She lived with that dingy, cracked fireplace surround and front hearth for a while. Once she invested in a few pieces of new furniture for her living room though, Greenhalgh decided to make a change.
“The room has honey-colored wood floors and light walls, so the green ‘marble’ fireplace surround wasn’t really a fit for my new color scheme,” she says. As a renter, she had to find a temporary, reversible solution. So she turned to Amazon Prime for all the materials she’d need to give her fireplace a clean, Carrara marble-like look that better matches her Neoclassical style mantel: peel-and-stick subway and herringbone tiles from Stickgoo, caulk, and a wallpaper smoothing tool kit.
Over a long weekend, with episodes of “Friends” on in the background, Greenhalgh got to work. She started by wiping everything clean and then began measuring the fireplace surround and front hearth, cutting the peel-and-stick products into pieces to fit over the old green stone.
For a little variety, she went with a herringbone repeat for the surround and a coordinating classic staggered subway pattern for the front hearth. Using the squeegee tools in the application kit she ordered, she laid down the pieces, smoothing out any little bubbles that popped up and caulking where needed. “There was a bit of a learning curve, but I got in a groove and made it work,” she says. “The herringbone was much more difficult to match up, but it was also more forgiving for overlaps.”
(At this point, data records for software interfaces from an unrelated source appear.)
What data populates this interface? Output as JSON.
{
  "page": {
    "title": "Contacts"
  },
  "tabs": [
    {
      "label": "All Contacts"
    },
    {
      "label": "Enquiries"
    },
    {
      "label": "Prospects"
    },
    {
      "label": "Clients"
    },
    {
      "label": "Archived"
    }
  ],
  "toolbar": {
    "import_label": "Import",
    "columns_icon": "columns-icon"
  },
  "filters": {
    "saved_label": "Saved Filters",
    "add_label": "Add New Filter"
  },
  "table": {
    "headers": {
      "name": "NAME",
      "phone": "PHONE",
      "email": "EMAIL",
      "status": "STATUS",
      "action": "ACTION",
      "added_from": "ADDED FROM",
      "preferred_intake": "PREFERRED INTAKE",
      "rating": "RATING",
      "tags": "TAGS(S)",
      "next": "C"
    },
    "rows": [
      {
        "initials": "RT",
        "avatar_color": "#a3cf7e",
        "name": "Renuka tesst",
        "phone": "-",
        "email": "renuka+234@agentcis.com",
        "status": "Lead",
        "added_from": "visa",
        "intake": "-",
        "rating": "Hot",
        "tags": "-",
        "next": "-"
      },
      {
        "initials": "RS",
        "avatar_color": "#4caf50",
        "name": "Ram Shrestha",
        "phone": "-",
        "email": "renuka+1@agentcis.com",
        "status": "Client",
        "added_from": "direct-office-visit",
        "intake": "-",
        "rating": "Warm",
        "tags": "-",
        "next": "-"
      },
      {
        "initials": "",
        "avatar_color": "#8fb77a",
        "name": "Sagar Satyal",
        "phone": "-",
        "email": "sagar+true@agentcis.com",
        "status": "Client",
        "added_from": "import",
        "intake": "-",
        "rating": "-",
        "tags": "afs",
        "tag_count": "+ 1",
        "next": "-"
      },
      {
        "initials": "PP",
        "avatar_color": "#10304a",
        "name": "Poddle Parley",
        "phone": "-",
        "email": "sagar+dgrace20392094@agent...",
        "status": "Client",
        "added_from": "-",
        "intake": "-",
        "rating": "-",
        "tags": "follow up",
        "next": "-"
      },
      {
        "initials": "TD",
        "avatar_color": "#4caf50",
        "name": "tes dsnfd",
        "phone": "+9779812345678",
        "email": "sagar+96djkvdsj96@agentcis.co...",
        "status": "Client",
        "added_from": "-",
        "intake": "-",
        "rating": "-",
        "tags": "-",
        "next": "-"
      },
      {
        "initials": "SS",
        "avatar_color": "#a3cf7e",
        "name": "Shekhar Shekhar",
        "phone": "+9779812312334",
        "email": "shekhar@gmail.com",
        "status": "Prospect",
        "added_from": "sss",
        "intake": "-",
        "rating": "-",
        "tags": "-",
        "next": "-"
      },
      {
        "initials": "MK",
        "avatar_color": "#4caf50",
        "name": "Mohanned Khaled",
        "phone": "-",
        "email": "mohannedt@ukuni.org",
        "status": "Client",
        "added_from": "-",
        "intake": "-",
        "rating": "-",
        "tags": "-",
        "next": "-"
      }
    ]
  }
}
In the end, the project took about eight hours total and cost around $160, including those extra tools she now has in her toolbox for future peel-and-stick. Now, the fireplace surround and front hearth look as luxe as the trim above it and the columns that flank it. “Honestly, I just love that you don’t notice the fireplace now,” Greenhalgh says. “Walking in the room, it looks like it belongs there and doesn’t draw any attention.”